As we age, women need to really watch their diet. I’m not talking about calories in this instance, but on the types of food that we eat. A recent study by University of Arizona researchers found that poor diet by postmenopausal women is linked to a greater risk of developing anemia, as reported by Bloomberg Businessweek.
The researchers, who used data from 72,833 older women in the United States, found that deficiencies in more than a single nutrient were associated with a 21% increase in risk of persistent anemia. This risk increased 44% if a woman was deficient in three nutrients. In the study, women who had anemia consumed less protein, folate, vitamin B12, iron, vitamin C and red meat than women who didn’t have this condition.
So what is anemia? According to womenshealth.com, this condition occurs when a person has less than the normal number of red blood cells in the blood or when these red blood cells do not have enough of hemoglobin. Hemoglobin, which is a protein that gives the red color to blood, carries oxygen from the lungs to all parts of the body. When a person is anemic, the blood does not carry enough oxygen to all parts of the body, which causes the organs and tissues to work inefficiently. More than three million Americans have anemia. This condition happens when:

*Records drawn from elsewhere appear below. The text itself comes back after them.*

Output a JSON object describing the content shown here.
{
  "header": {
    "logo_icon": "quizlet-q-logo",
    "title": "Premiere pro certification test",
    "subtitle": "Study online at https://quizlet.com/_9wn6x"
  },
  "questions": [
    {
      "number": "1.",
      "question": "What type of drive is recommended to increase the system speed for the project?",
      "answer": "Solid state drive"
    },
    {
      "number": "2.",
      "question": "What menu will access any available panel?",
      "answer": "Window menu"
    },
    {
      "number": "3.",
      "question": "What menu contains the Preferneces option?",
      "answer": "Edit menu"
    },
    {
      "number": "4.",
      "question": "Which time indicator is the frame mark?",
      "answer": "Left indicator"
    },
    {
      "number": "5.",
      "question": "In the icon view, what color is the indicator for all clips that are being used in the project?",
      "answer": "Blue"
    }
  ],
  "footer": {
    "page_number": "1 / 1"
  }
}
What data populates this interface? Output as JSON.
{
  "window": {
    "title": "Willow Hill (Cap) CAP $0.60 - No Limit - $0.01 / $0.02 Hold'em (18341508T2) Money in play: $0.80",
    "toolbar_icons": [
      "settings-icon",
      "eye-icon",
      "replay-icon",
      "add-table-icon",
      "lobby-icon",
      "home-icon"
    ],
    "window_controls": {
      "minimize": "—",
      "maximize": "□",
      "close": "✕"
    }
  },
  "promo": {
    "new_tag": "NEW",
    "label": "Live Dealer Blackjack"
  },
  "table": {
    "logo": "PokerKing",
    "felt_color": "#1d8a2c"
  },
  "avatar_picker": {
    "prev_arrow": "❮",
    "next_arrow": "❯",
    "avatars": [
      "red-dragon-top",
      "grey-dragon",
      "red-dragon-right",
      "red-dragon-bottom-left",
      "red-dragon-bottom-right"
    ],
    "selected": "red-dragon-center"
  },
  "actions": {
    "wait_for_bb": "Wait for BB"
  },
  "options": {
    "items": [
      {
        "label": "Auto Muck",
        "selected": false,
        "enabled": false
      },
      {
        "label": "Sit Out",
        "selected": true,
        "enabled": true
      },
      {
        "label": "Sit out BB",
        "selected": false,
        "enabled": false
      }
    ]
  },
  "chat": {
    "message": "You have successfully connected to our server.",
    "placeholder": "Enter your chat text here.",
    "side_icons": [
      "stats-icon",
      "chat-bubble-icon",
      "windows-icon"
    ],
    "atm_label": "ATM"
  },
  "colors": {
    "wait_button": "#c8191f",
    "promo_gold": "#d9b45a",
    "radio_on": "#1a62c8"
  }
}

- The body loses too much blood, or
- The body has difficulty making red blood cells, or
- The red blood cells break down or die faster than the body can replace them, or
- More than one of these problems happens at the same time.
Womenshealth.com also noted that anemia takes time to develop and in the early stages you may not feel any signs. As this condition progresses, the symptoms include fatigue, weakness, dizziness, headache, numbness or coldness in feet and hands, low body temperature, pale skin, rapid or irregular heartbeat, shortness of breath, chest pain and irritability. Bloomberg Businessweek reported that anemia has been associated with the reduced ability to do physical work and physical activity, as well as injuries due to falls and hospitalizations. Additionally, anemia, especially iron deficiency anemia, has been linked to an increased risk of death. Womenshealth.com reported that this type of anemia is the most common type and happens when a person does not have enough iron in the body. Iron is necessary to make hemoglobin. Low iron levels can be caused by blood loss through very heavy and long periods, uterine fibroids, ulcers, colon polyps, colon cancer, regular use of aspirin and other drugs for pain, infections, severe injury, and surgery. A diet low in iron also can cause iron deficiency anemia. Foods such as meat, poultry, fish, eggs, dairy products and iron-fortified foods such as cereals provide the best sources of iron.
Interestingly, the University of Arizona researchers found that the use of multivitamin and mineral supplements was not associated with lower rates of anemia; instead, age, body mass index and smoking were linked to the condition.
Researchers suggested future studies may be helpful in better understanding anemia and menopausal women. "Additional efforts to regularly evaluate postmenopausal women for anemia should be considered and should be accompanied by an assessment of dietary intake to determine adequacy of intake of anemia-associated nutrients, including iron, vitamin B12 and folate," they wrote.
Published On: March 29, 2011